Early Voting and Other Election Day Alternatives Gain Popularity
Election Day is less than 100 days away, and many voters will soon be receiving their ballots in the mail or casting early ballots. Data from multiple editions of the Survey of the Performance of American Elections show that a growing number of voters are embracing these alternatives to traditional precinct voting.
In the 2014 general election:
41 percent of voters cast their ballots before Election Day, up from 39 percent in 2012 and 37 percent in 2008.
In 15 states, a majority of votes were cast before Election Day, up from 14 in 2012 and 11 in 2008.
Most of the growth in pre-Election Day voting has been fueled by an increase in mail voting, which rose from 19 percent of ballots cast in 2008 to 25 percent in 2014.
Voters who plan to cast their ballots early or by mail this year should pay close attention to the rules and deadlines set by their states:
37 states and the District of Columbia offer early voting, but the hours and days of availability vary.
27 states and the District of Columbia allow no-excuse absentee voting, while other states require justification.
In addition, many jurisdictions require that an absentee ballot request be received at least one week before Election Day, and voters should make sure their ballot is returned in time to be processed and counted.

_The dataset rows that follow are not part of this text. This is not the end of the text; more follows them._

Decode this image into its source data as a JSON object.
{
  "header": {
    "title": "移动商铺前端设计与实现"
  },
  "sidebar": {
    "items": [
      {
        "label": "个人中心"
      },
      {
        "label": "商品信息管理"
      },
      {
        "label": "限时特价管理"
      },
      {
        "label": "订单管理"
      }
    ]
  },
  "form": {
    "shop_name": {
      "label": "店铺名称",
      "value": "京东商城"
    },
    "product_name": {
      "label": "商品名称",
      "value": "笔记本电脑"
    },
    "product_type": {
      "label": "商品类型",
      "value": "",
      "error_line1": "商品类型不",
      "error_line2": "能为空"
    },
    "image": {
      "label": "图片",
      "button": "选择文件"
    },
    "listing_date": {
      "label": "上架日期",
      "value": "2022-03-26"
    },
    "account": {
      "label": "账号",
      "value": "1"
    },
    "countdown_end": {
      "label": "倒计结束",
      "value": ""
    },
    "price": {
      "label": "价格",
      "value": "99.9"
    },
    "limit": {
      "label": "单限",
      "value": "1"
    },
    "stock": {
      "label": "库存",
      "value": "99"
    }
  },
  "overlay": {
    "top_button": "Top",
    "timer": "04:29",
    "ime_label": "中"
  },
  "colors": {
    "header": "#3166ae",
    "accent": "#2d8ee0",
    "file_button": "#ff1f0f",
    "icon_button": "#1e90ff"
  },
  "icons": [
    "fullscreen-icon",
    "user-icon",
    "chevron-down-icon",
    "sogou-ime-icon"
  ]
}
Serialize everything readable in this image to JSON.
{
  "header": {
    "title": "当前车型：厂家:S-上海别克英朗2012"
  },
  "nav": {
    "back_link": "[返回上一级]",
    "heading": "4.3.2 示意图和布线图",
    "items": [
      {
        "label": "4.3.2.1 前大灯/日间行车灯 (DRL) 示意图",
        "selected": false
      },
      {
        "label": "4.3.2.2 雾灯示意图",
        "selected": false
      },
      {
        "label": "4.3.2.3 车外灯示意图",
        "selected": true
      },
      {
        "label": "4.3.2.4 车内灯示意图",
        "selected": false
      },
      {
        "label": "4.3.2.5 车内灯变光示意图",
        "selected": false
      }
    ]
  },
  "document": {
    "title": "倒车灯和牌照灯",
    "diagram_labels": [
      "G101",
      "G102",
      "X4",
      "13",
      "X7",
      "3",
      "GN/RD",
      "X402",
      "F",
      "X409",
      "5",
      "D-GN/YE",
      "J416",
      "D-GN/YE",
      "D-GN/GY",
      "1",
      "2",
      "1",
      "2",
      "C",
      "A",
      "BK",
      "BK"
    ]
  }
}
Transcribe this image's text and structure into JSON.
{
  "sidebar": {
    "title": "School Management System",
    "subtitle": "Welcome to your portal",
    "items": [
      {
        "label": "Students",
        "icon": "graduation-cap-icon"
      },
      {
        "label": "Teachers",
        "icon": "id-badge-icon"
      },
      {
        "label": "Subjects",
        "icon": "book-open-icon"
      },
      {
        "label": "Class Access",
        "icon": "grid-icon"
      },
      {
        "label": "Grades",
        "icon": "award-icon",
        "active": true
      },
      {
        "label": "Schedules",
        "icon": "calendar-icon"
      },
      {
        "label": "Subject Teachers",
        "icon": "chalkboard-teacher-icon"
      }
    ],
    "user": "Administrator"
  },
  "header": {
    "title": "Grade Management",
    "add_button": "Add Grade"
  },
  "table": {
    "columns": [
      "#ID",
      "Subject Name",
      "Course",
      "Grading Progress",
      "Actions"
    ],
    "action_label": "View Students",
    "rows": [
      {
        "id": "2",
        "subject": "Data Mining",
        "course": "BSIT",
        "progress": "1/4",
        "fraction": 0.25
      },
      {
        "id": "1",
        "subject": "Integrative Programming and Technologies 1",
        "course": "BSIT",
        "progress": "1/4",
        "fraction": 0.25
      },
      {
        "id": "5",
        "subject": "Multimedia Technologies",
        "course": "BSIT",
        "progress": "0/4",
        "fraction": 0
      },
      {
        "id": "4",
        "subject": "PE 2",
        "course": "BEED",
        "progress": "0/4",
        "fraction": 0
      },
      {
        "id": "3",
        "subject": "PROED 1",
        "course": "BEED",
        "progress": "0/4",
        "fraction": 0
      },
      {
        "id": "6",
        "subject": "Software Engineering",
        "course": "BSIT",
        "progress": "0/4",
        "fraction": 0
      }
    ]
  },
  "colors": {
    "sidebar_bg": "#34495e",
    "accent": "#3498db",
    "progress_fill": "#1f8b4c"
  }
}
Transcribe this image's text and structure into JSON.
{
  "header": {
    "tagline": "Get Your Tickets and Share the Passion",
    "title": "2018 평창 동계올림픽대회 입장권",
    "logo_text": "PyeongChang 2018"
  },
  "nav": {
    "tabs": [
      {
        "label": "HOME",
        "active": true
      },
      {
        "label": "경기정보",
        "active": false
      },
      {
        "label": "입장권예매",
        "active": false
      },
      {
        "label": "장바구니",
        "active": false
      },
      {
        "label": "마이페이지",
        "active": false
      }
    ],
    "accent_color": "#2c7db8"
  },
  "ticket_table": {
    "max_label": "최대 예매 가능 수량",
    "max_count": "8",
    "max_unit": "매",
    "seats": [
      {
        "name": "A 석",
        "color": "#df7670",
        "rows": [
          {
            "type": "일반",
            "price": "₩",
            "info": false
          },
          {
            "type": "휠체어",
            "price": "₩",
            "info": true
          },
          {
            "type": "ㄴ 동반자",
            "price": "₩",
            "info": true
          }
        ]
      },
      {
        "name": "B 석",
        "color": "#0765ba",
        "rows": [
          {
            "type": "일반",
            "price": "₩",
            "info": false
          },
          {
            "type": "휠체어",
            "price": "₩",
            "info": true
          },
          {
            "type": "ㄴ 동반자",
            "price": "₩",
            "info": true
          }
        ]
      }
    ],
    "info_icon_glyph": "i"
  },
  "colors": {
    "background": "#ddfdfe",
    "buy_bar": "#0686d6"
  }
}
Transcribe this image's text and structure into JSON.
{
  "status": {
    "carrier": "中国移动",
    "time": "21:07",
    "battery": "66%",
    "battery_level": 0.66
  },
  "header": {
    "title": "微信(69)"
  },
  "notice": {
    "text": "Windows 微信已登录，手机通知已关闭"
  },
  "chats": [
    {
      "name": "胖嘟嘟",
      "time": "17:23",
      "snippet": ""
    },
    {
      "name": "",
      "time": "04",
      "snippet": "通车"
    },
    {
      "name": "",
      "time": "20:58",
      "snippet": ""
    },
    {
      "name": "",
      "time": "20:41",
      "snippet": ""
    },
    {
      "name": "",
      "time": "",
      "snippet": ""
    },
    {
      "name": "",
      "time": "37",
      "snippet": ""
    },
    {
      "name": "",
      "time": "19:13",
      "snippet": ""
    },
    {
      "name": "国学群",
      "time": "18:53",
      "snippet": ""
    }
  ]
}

Information on state-by-state requirements can be found at Rock the Vote.
Alexis Schuler is the senior director and Kyle Ueyama is a research associate for election initiatives at The Pew Charitable Trusts.
This post was previously featured on Pew’s Election Data Dispatches. The Data Dispatches provide data, research, and analysis about election administration in the U.S. Follow future Data Dispatches on Twitter using #electiondata and get the latest data dispatches, research, and news by subscribing today.